The state of Ombria mirrors, in many ways, the state of the central characters, who are dealing with the loss of Royce Greve, and their transformations are as remarkable as the legendary transformation of the city. Lydea, who loses everything when Royce dies, is transformed from a somewhat vacuous and flighty shop girl to someone confident in herself and her actions. Disguised by Faey's magic, she becomes almost unrecognizable, both physically and emotionally, when she fights to protect young Kyel as a young tutor's assistant, Miss Thorn. Ducon describes her after meeting Miss Thorn:
"It's not," he commented slowly, walking a circle around her, "so much that your face has changed. It's what meets the eye in that first glance at you. Some one poised and very proper, sure of her place in the world, calm and unassailable."
Like Lydea, Ducon himself is transformed by his grief and his encounters with Domina Pearl. As the conflict between Domina Pearl and the young Prince Kyel and his supporters grows, it brings Ombria to the brink of either doom or rebirth and provides Ducon with the opportunity to choose direction for his own life.
While both the setting and the characters are fascinating, it is the emotional depth of the story that elevates Ombria in Shadow to spectacular heights. As we watch the characters face the tragedy of Royce's death, we are reminded that, like them, we are capable of heroism and strength even in the darkest of times. Lydea grows in the crucible of her lover's death, while Ducon finds the courage to stand firm in the face of difficult decisions.
Ombria in Shadow's final chapter, appropriately titled "Ever After," provides a glimpse of another Ombria that has suffered the death of Royce Greve and must -- without magic, and as if the previous twenty three chapters had not occurred -- discover if the capacity to move forward and look to its own future is within. This final chapter, a beautiful counterpoint to the book's opening chapter, makes McKillip's thoughts on our capacity to survive and grow from tragedy clear.

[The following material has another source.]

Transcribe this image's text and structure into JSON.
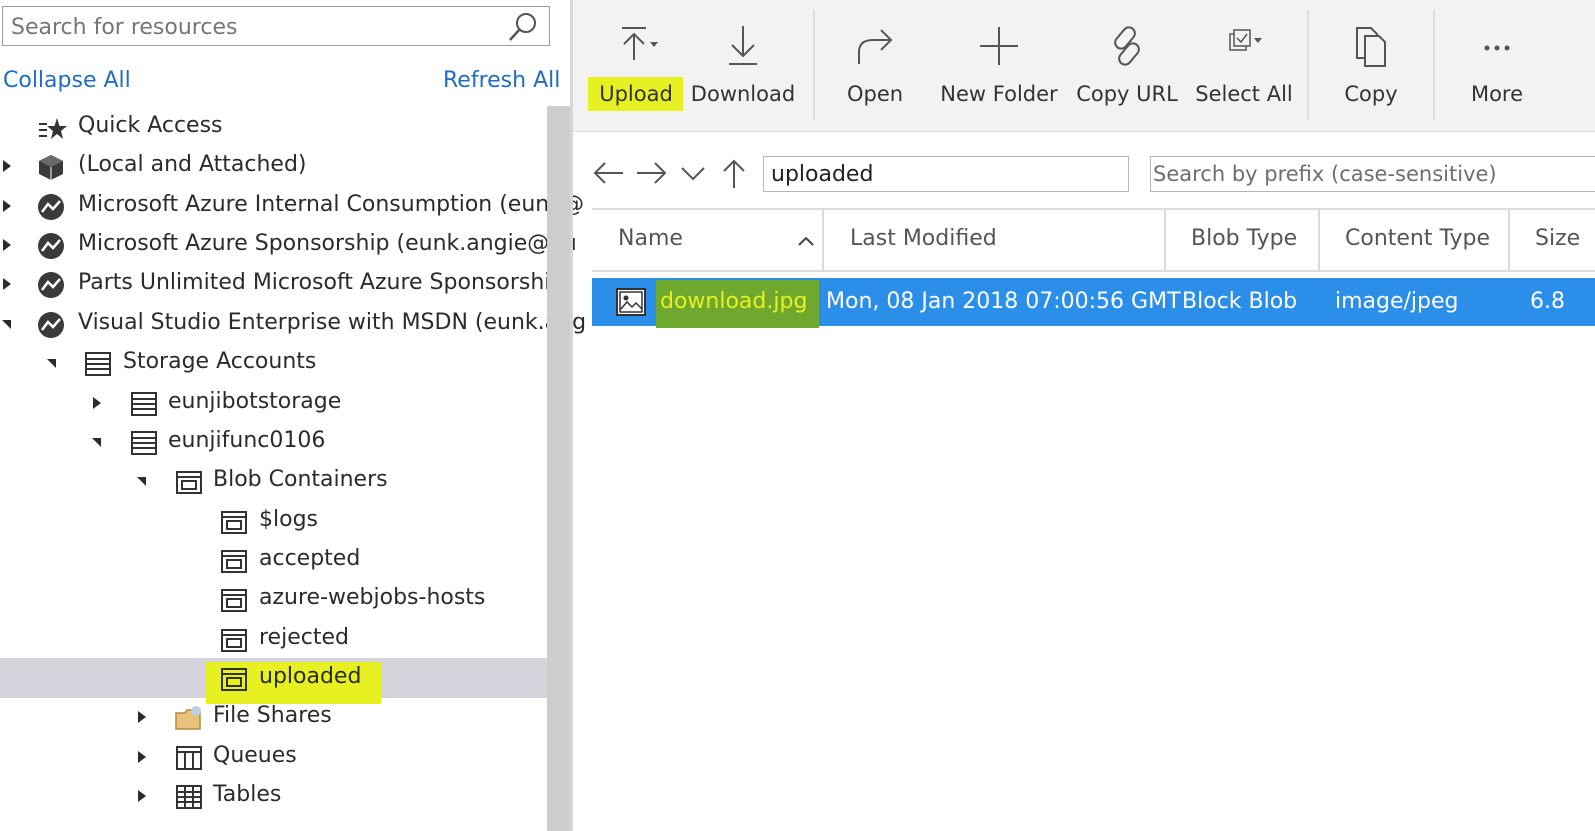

McKillip, in Ombria in Shadow, has combined elements of the Gothic with those of traditional fairy tales to create something that transcends them both. It is a story that will resonate with a readership more aware of the potential for tragedy in the world, and will hopefully give strength in a troubled time.

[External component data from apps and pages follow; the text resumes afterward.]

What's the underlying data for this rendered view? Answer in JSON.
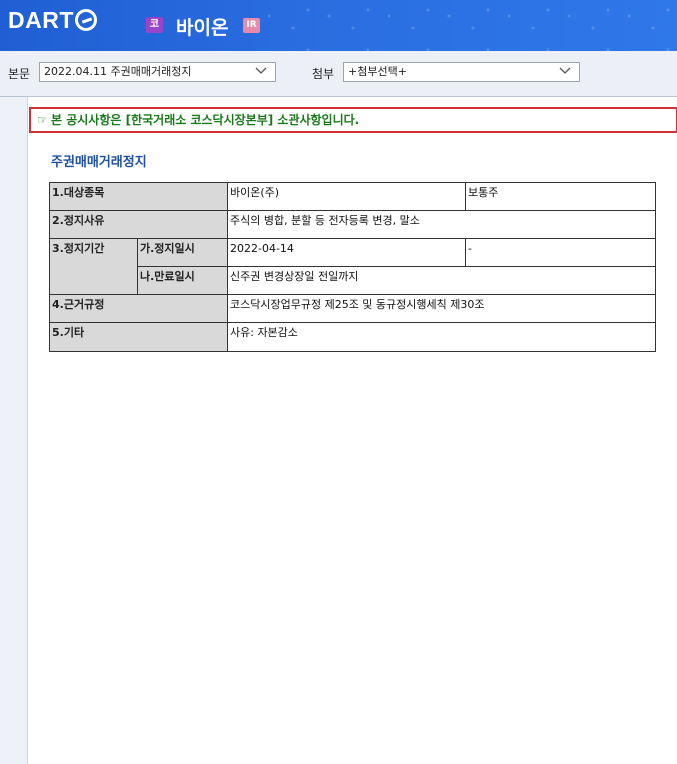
{
  "header": {
    "logo": "DART",
    "market_badge": "코",
    "company": "바이온",
    "ir_badge": "IR",
    "colors": {
      "bar": "#2a6de0",
      "market_badge": "#9a45c9",
      "ir_badge": "#e98aa8"
    }
  },
  "toolbar": {
    "body_label": "본문",
    "body_select": "2022.04.11  주권매매거래정지",
    "attach_label": "첨부",
    "attach_select": "+첨부선택+"
  },
  "notice": {
    "icon": "pointing-hand-icon",
    "text": "본 공시사항은 [한국거래소 코스닥시장본부] 소관사항입니다."
  },
  "document": {
    "title": "주권매매거래정지",
    "rows": {
      "item": {
        "label": "1.대상종목",
        "value": "바이온(주)",
        "extra": "보통주"
      },
      "reason": {
        "label": "2.정지사유",
        "value": "주식의 병합, 분할 등 전자등록 변경, 말소"
      },
      "period": {
        "label": "3.정지기간",
        "start_label": "가.정지일시",
        "start_value": "2022-04-14",
        "start_extra": "-",
        "end_label": "나.만료일시",
        "end_value": "신주권 변경상장일 전일까지"
      },
      "basis": {
        "label": "4.근거규정",
        "value": "코스닥시장업무규정 제25조 및 동규정시행세칙 제30조"
      },
      "other": {
        "label": "5.기타",
        "value": "사유: 자본감소"
      }
    }
  }
}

Rob Gates is the editor of Wavelengths, a review journal for genre works of special interest to gays, lesbians, bisexuals and transgendered people. He is also the author of a story appearing in Bubbas of the Apocalypse from Yard Dog Press.